Whether those reports were inaccurate or whether the governor reconsidered that position or whether the emails and phone calls his office received had an impact, by Friday morning it was clear those initial reports were no longer true. Sandoval was not simply going to agree to extend all the sunsets and was not going to give up any more than he absolutely had to. Furthermore, whatever he did give up was not going to be for free.

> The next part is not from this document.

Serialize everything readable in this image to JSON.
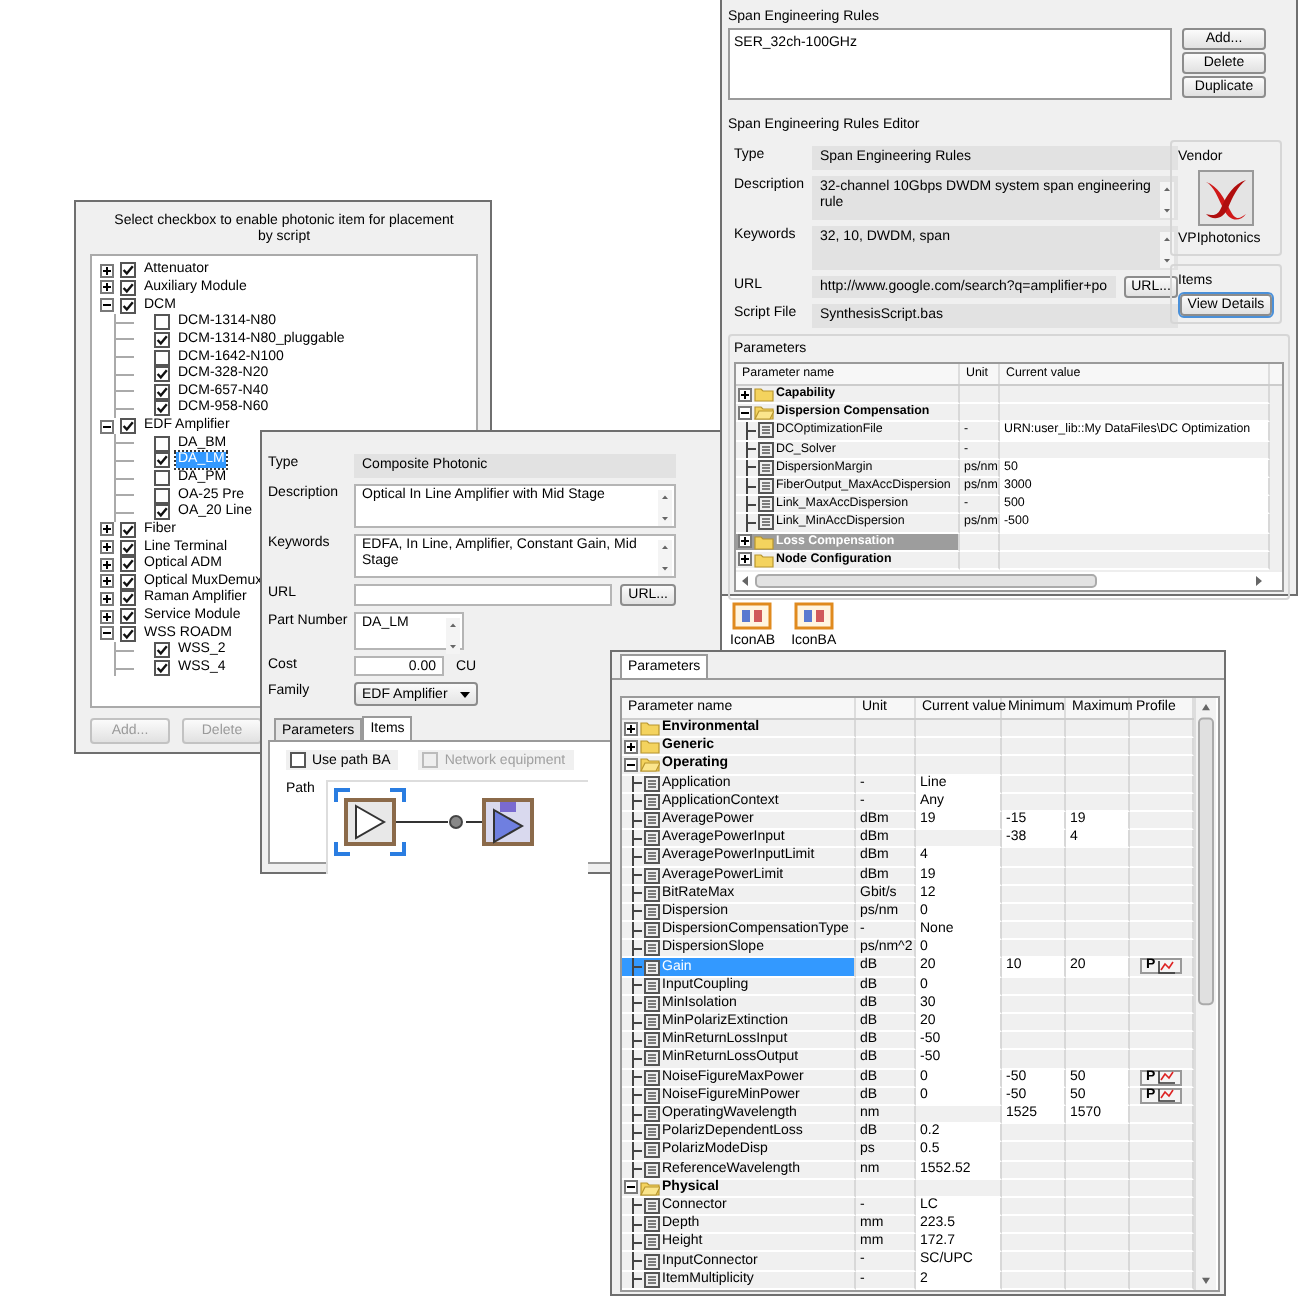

Governor Sandoval asked Attorney General Catherine Cortez-Masto to request a clarification of the opinion from the Supreme Court to determine which of the funds the state could legitimately use and which it could not, a task the AG refused to do. So it was left to the governor’s office to determine where in the range of $62 million to $656 million the actual hole in budget is. Anything less than the entire $656 million is bound to result in lawsuits from whichever entities will have their money swept into the general fund. Some will have a much better chance than others of prevailing in court.
Negotiations with the leadership of the Democratic majorities in the Senate and Assembly went on throughout the weekend. Governor Sandoval appears prepared to agree to extend some of the sunsets in return for certain reforms, including public employee collective bargaining, Public Employee Retirement System/Public Employee Benefit System (PERS/PEBS), education, prevailing wage laws and construction defect litigation.
The two sides differ on the amount of additional revenue that will be needed – the Democrats, of course, want all of the sunsets extended, maybe even permanently, while the Sandoval administration reportedly believes the number is about $300 million less and wants any extensions to sunset in 2013. It is likely that removing the sunsets altogether and making these tax increases permanent would not gain the approval of a sufficient number of Republican legislators to pass, even with the governor’s blessing.
Democrats also are pushing for the state to confiscate unclaimed slot winnings from casinos. But the biggest sticking point appears to be construction defect litigation reform.
Republicans appear adamant about including CD reform. Minority Leader Pete Goicoechea termed it a “hill to die for.” Media reports invariably report the fact that 3 new Republicans in the Assembly are contractors whose businesses have been sued and thus have a direct interest in that legislation. However, when discussing collective bargaining reform they invariably fail to mention the far greater number of Democrats who are public employees, including Assembly Speaker John Oceguera, and thus have a direct interest in that legislation.
The clock is ticking and a deal must be reached soon to avoid a special session. The Nevada Supreme Court ruling issued Thursday changed the nature of the game. While we can certainly hope and are still pushing for no tax increases, it is unlikely that the session will end without at least some of the taxes scheduled to sunset next month being extended until June 2013. There is a chance that meaningful reform may be achieved in return. Until the final form of a deal is revealed we can’t be certain whether that reform will be worth the price.
(Michael Chamberlain is Executive Director of Nevada Business Coalition.)